Social turn was first used in 2006 to describe the recent return to socially engaged art that is collaborative, often participatory and involves people as the medium or material of the work.
The term was coined by the art historian Claire Bishop in her 2006 essay The Social Turn: Collaboration and Its Discontents. Art that operates under the umbrella of social turn tends to happen outside museums or galleries, although this it not always the case.
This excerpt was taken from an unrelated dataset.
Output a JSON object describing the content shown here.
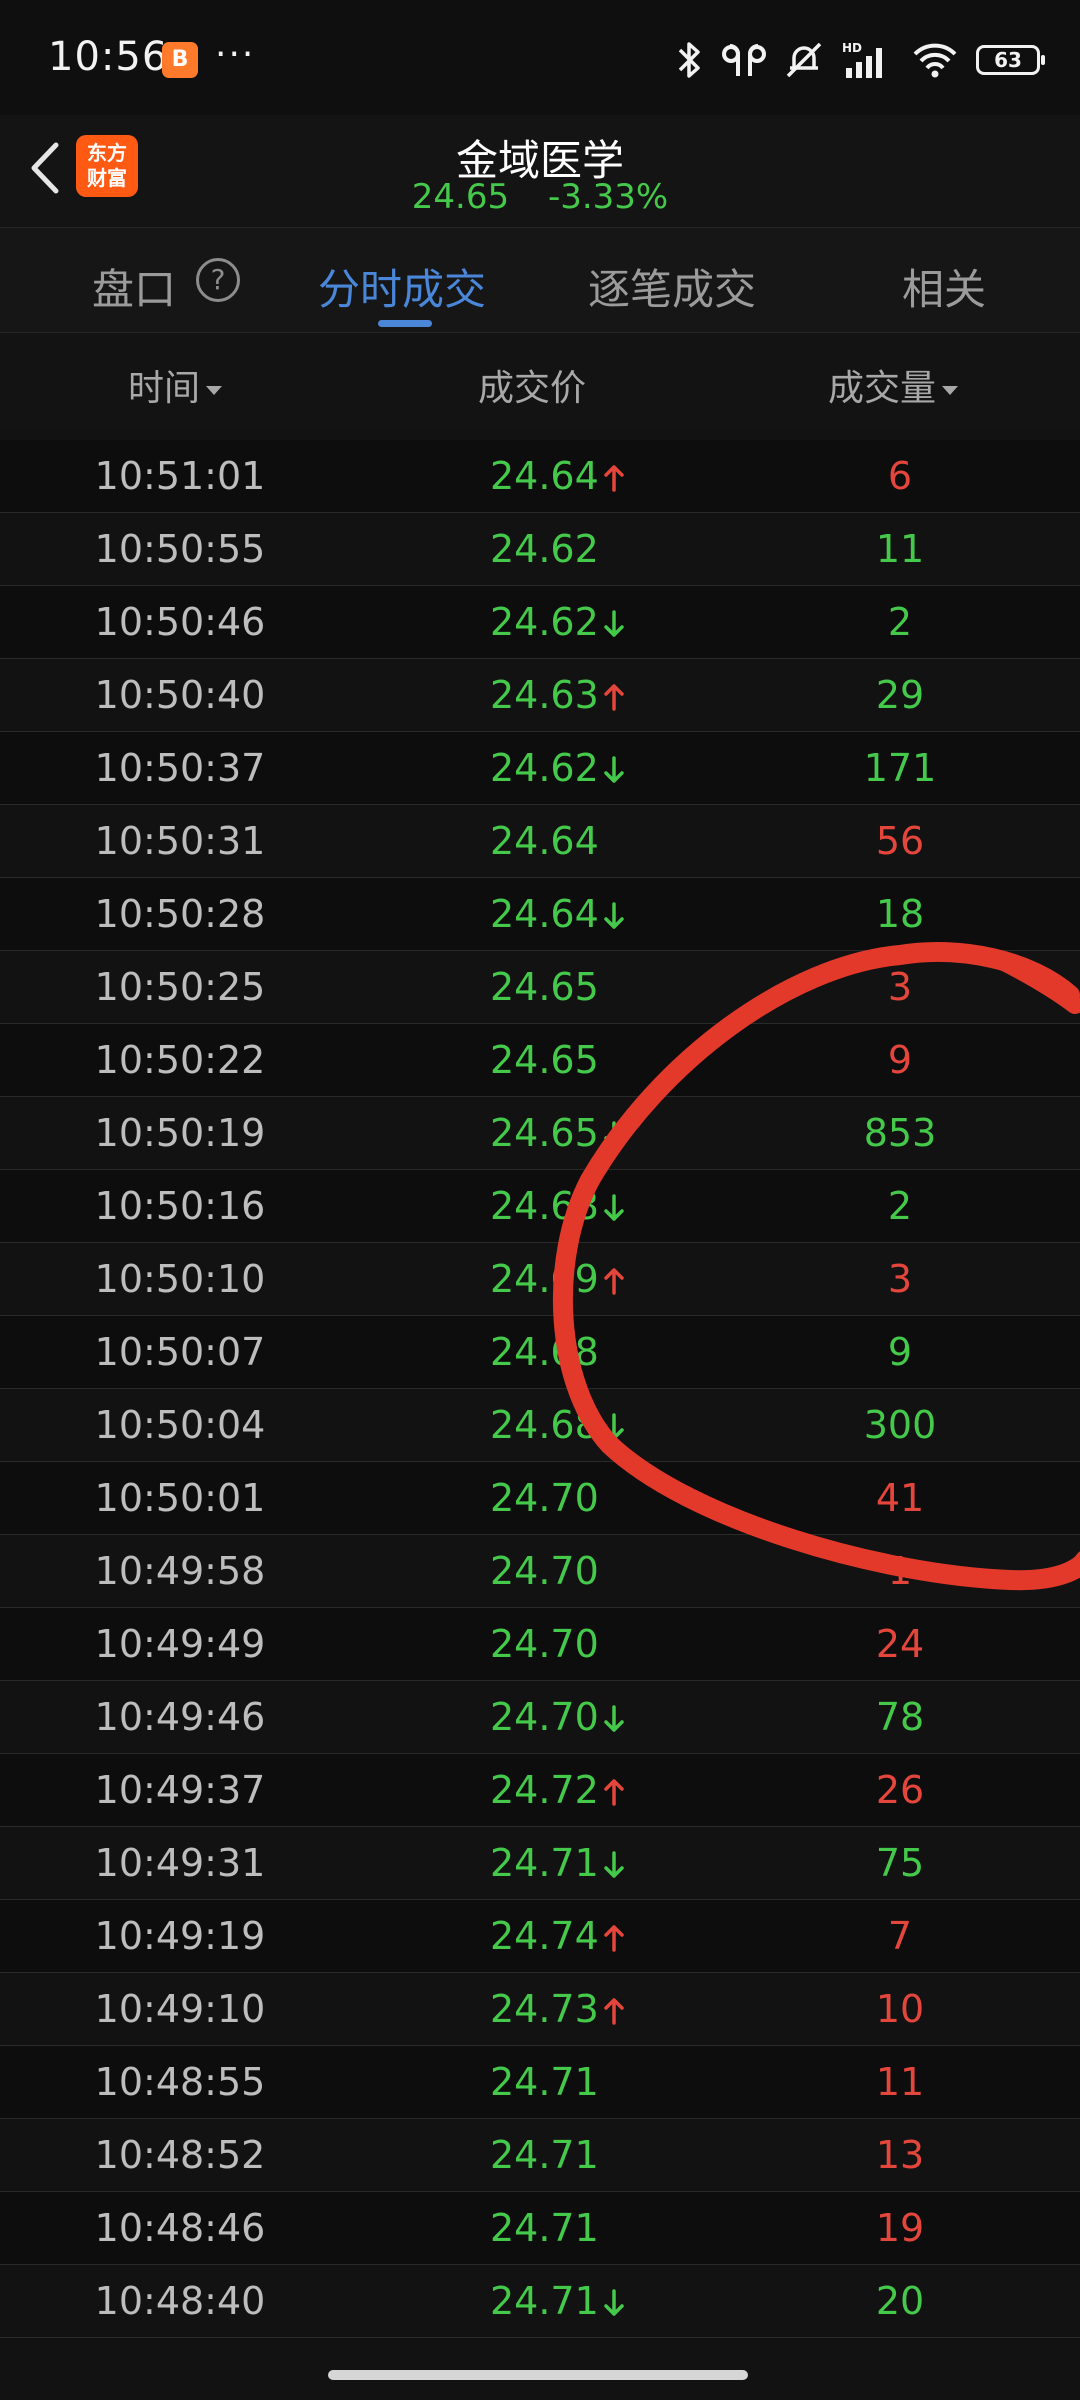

Because much of the art is collaborative and focuses on constructive social change, it is rarely commercial or object based – two things that are seen as elitist and consumerist.
Often when discussing social turn the filmmaker, writer and founder of situationism Guy Debord is alluded to for his promotion of a participatory art in which he wished to eliminate the spectator’s position.
An example of social turn would be Tennantspin 1999, an art work by Superflex in which they devised an internet TV station for the elderly residents of a Liverpool housing project.